*** Opening Records supplied ***

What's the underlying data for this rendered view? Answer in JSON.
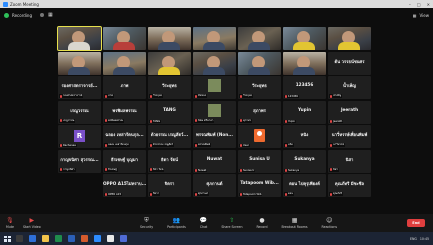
{
  "window": {
    "title": "Zoom Meeting",
    "controls": [
      "–",
      "□",
      "✕"
    ]
  },
  "topbar": {
    "meeting_label": "Recording",
    "view_label": "View"
  },
  "participants": [
    {
      "type": "video",
      "style": "a",
      "body": "w",
      "caption": "",
      "active": true
    },
    {
      "type": "video",
      "style": "b",
      "body": "r",
      "caption": ""
    },
    {
      "type": "video",
      "style": "c",
      "body": "",
      "caption": ""
    },
    {
      "type": "video",
      "style": "d",
      "body": "",
      "caption": ""
    },
    {
      "type": "video",
      "style": "e",
      "body": "",
      "caption": ""
    },
    {
      "type": "video",
      "style": "b",
      "body": "y",
      "caption": ""
    },
    {
      "type": "video",
      "style": "a",
      "body": "y",
      "caption": ""
    },
    {
      "type": "video",
      "style": "c",
      "body": "",
      "caption": ""
    },
    {
      "type": "video",
      "style": "d",
      "body": "",
      "caption": ""
    },
    {
      "type": "video",
      "style": "e",
      "body": "y",
      "caption": ""
    },
    {
      "type": "video",
      "style": "a",
      "body": "",
      "caption": ""
    },
    {
      "type": "video",
      "style": "b",
      "body": "",
      "caption": ""
    },
    {
      "type": "video",
      "style": "c",
      "body": "",
      "caption": ""
    },
    {
      "type": "name",
      "name": "ต้น วรรธน์ชนศร",
      "caption": ""
    },
    {
      "type": "name",
      "name": "รองศาสตราจารย์...",
      "caption": "รองศาสตราจารย์"
    },
    {
      "type": "name",
      "name": "ภาพ",
      "caption": "ภาพ"
    },
    {
      "type": "name",
      "name": "วีระยุทธ",
      "caption": "วีระยุทธ"
    },
    {
      "type": "thumb",
      "name": "",
      "caption": "ชัยชนะ"
    },
    {
      "type": "name",
      "name": "วีระยุทธ",
      "caption": "วีระยุทธ"
    },
    {
      "type": "name",
      "name": "123456",
      "caption": "123456"
    },
    {
      "type": "name",
      "name": "น้ำเพ็ญ",
      "caption": "น้ำเพ็ญ"
    },
    {
      "type": "name",
      "name": "เรณูวรรณ",
      "caption": "เรณูวรรณ"
    },
    {
      "type": "name",
      "name": "พรพิมลพรรณ",
      "caption": "พรพิมลพรรณ"
    },
    {
      "type": "name",
      "name": "TANG",
      "caption": "TANG"
    },
    {
      "type": "thumb",
      "name": "",
      "caption": "นิคม ศรีมาลา"
    },
    {
      "type": "name",
      "name": "สุภาพร",
      "caption": "สุภาพร"
    },
    {
      "type": "name",
      "name": "Yupin",
      "caption": "Yupin"
    },
    {
      "type": "name",
      "name": "Jeerath",
      "caption": "Jeerath"
    },
    {
      "type": "avatar-r",
      "name": "R",
      "caption": "Rachanee"
    },
    {
      "type": "name",
      "name": "ฉลอง เหล่ารัตนกุล...",
      "caption": "ฉลอง เหล่ารัตนกุล"
    },
    {
      "type": "name",
      "name": "ด้วยรรณ เรณูสัตว์...",
      "caption": "ด้วยรรณ เรณูสัตว์"
    },
    {
      "type": "name",
      "name": "พรรณพิมพ์ (Non...",
      "caption": "พรรณพิมพ์"
    },
    {
      "type": "avatar-o",
      "name": "",
      "caption": "User"
    },
    {
      "type": "name",
      "name": "หนิง",
      "caption": "หนิง"
    },
    {
      "type": "name",
      "name": "นาวี่หรรษ์เพื่อนพิมพ์",
      "caption": "นาวี่หรรษ์"
    },
    {
      "type": "name",
      "name": "กาญจนิศา สุวรรณ...",
      "caption": "กาญจนิศา"
    },
    {
      "type": "name",
      "name": "ธีรเชษฐ์ บุญมา",
      "caption": "ธีรเชษฐ์"
    },
    {
      "type": "name",
      "name": "ธิดา รัตน์",
      "caption": "ธิดา รัตน์"
    },
    {
      "type": "name",
      "name": "Nuwat",
      "caption": "Nuwat"
    },
    {
      "type": "name",
      "name": "Sunisa U",
      "caption": "Sunisa U"
    },
    {
      "type": "name",
      "name": "Sukanya",
      "caption": "Sukanya"
    },
    {
      "type": "name",
      "name": "นิสา",
      "caption": "นิสา"
    },
    {
      "type": "empty"
    },
    {
      "type": "name",
      "name": "OPPO A15ไม่ทราบ...",
      "caption": "OPPO A15"
    },
    {
      "type": "name",
      "name": "จิตรา",
      "caption": "จิตรา"
    },
    {
      "type": "name",
      "name": "ศุภกานต์",
      "caption": "ศุภกานต์"
    },
    {
      "type": "name",
      "name": "Tatapoom Wib...",
      "caption": "Tatapoom Wib"
    },
    {
      "type": "name",
      "name": "ตอน ไปคุรุเพียงค์",
      "caption": "ตอน"
    },
    {
      "type": "name",
      "name": "คุณภัทรี มีชะชีล",
      "caption": "คุณภัทรี"
    }
  ],
  "toolbar": {
    "left": [
      {
        "icon": "microphone-icon",
        "label": "Mute"
      },
      {
        "icon": "video-camera-icon",
        "label": "Start Video"
      }
    ],
    "center": [
      {
        "icon": "shield-icon",
        "label": "Security"
      },
      {
        "icon": "participants-icon",
        "label": "Participants"
      },
      {
        "icon": "chat-icon",
        "label": "Chat"
      },
      {
        "icon": "share-screen-icon",
        "label": "Share Screen"
      },
      {
        "icon": "record-icon",
        "label": "Record"
      },
      {
        "icon": "breakout-rooms-icon",
        "label": "Breakout Rooms"
      },
      {
        "icon": "reactions-icon",
        "label": "Reactions"
      }
    ],
    "end_label": "End"
  },
  "taskbar": {
    "tray_time": "10:45",
    "tray_lang": "ENG"
  }
}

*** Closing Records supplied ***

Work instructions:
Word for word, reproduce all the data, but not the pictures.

Your response:
What's the underlying data for this rendered view? Answer in JSON.
{
  "window": {
    "title": "Zoom Meeting",
    "controls": [
      "–",
      "□",
      "✕"
    ]
  },
  "topbar": {
    "meeting_label": "Recording",
    "view_label": "View"
  },
  "participants": [
    {
      "type": "video",
      "style": "a",
      "body": "w",
      "caption": "",
      "active": true
    },
    {
      "type": "video",
      "style": "b",
      "body": "r",
      "caption": ""
    },
    {
      "type": "video",
      "style": "c",
      "body": "",
      "caption": ""
    },
    {
      "type": "video",
      "style": "d",
      "body": "",
      "caption": ""
    },
    {
      "type": "video",
      "style": "e",
      "body": "",
      "caption": ""
    },
    {
      "type": "video",
      "style": "b",
      "body": "y",
      "caption": ""
    },
    {
      "type": "video",
      "style": "a",
      "body": "y",
      "caption": ""
    },
    {
      "type": "video",
      "style": "c",
      "body": "",
      "caption": ""
    },
    {
      "type": "video",
      "style": "d",
      "body": "",
      "caption": ""
    },
    {
      "type": "video",
      "style": "e",
      "body": "y",
      "caption": ""
    },
    {
      "type": "video",
      "style": "a",
      "body": "",
      "caption": ""
    },
    {
      "type": "video",
      "style": "b",
      "body": "",
      "caption": ""
    },
    {
      "type": "video",
      "style": "c",
      "body": "",
      "caption": ""
    },
    {
      "type": "name",
      "name": "ต้น วรรธน์ชนศร",
      "caption": ""
    },
    {
      "type": "name",
      "name": "รองศาสตราจารย์...",
      "caption": "รองศาสตราจารย์"
    },
    {
      "type": "name",
      "name": "ภาพ",
      "caption": "ภาพ"
    },
    {
      "type": "name",
      "name": "วีระยุทธ",
      "caption": "วีระยุทธ"
    },
    {
      "type": "thumb",
      "name": "",
      "caption": "ชัยชนะ"
    },
    {
      "type": "name",
      "name": "วีระยุทธ",
      "caption": "วีระยุทธ"
    },
    {
      "type": "name",
      "name": "123456",
      "caption": "123456"
    },
    {
      "type": "name",
      "name": "น้ำเพ็ญ",
      "caption": "น้ำเพ็ญ"
    },
    {
      "type": "name",
      "name": "เรณูวรรณ",
      "caption": "เรณูวรรณ"
    },
    {
      "type": "name",
      "name": "พรพิมลพรรณ",
      "caption": "พรพิมลพรรณ"
    },
    {
      "type": "name",
      "name": "TANG",
      "caption": "TANG"
    },
    {
      "type": "thumb",
      "name": "",
      "caption": "นิคม ศรีมาลา"
    },
    {
      "type": "name",
      "name": "สุภาพร",
      "caption": "สุภาพร"
    },
    {
      "type": "name",
      "name": "Yupin",
      "caption": "Yupin"
    },
    {
      "type": "name",
      "name": "Jeerath",
      "caption": "Jeerath"
    },
    {
      "type": "avatar-r",
      "name": "R",
      "caption": "Rachanee"
    },
    {
      "type": "name",
      "name": "ฉลอง เหล่ารัตนกุล...",
      "caption": "ฉลอง เหล่ารัตนกุล"
    },
    {
      "type": "name",
      "name": "ด้วยรรณ เรณูสัตว์...",
      "caption": "ด้วยรรณ เรณูสัตว์"
    },
    {
      "type": "name",
      "name": "พรรณพิมพ์ (Non...",
      "caption": "พรรณพิมพ์"
    },
    {
      "type": "avatar-o",
      "name": "",
      "caption": "User"
    },
    {
      "type": "name",
      "name": "หนิง",
      "caption": "หนิง"
    },
    {
      "type": "name",
      "name": "นาวี่หรรษ์เพื่อนพิมพ์",
      "caption": "นาวี่หรรษ์"
    },
    {
      "type": "name",
      "name": "กาญจนิศา สุวรรณ...",
      "caption": "กาญจนิศา"
    },
    {
      "type": "name",
      "name": "ธีรเชษฐ์ บุญมา",
      "caption": "ธีรเชษฐ์"
    },
    {
      "type": "name",
      "name": "ธิดา รัตน์",
      "caption": "ธิดา รัตน์"
    },
    {
      "type": "name",
      "name": "Nuwat",
      "caption": "Nuwat"
    },
    {
      "type": "name",
      "name": "Sunisa U",
      "caption": "Sunisa U"
    },
    {
      "type": "name",
      "name": "Sukanya",
      "caption": "Sukanya"
    },
    {
      "type": "name",
      "name": "นิสา",
      "caption": "นิสา"
    },
    {
      "type": "empty"
    },
    {
      "type": "name",
      "name": "OPPO A15ไม่ทราบ...",
      "caption": "OPPO A15"
    },
    {
      "type": "name",
      "name": "จิตรา",
      "caption": "จิตรา"
    },
    {
      "type": "name",
      "name": "ศุภกานต์",
      "caption": "ศุภกานต์"
    },
    {
      "type": "name",
      "name": "Tatapoom Wib...",
      "caption": "Tatapoom Wib"
    },
    {
      "type": "name",
      "name": "ตอน ไปคุรุเพียงค์",
      "caption": "ตอน"
    },
    {
      "type": "name",
      "name": "คุณภัทรี มีชะชีล",
      "caption": "คุณภัทรี"
    }
  ],
  "toolbar": {
    "left": [
      {
        "icon": "microphone-icon",
        "label": "Mute"
      },
      {
        "icon": "video-camera-icon",
        "label": "Start Video"
      }
    ],
    "center": [
      {
        "icon": "shield-icon",
        "label": "Security"
      },
      {
        "icon": "participants-icon",
        "label": "Participants"
      },
      {
        "icon": "chat-icon",
        "label": "Chat"
      },
      {
        "icon": "share-screen-icon",
        "label": "Share Screen"
      },
      {
        "icon": "record-icon",
        "label": "Record"
      },
      {
        "icon": "breakout-rooms-icon",
        "label": "Breakout Rooms"
      },
      {
        "icon": "reactions-icon",
        "label": "Reactions"
      }
    ],
    "end_label": "End"
  },
  "taskbar": {
    "tray_time": "10:45",
    "tray_lang": "ENG"
  }
}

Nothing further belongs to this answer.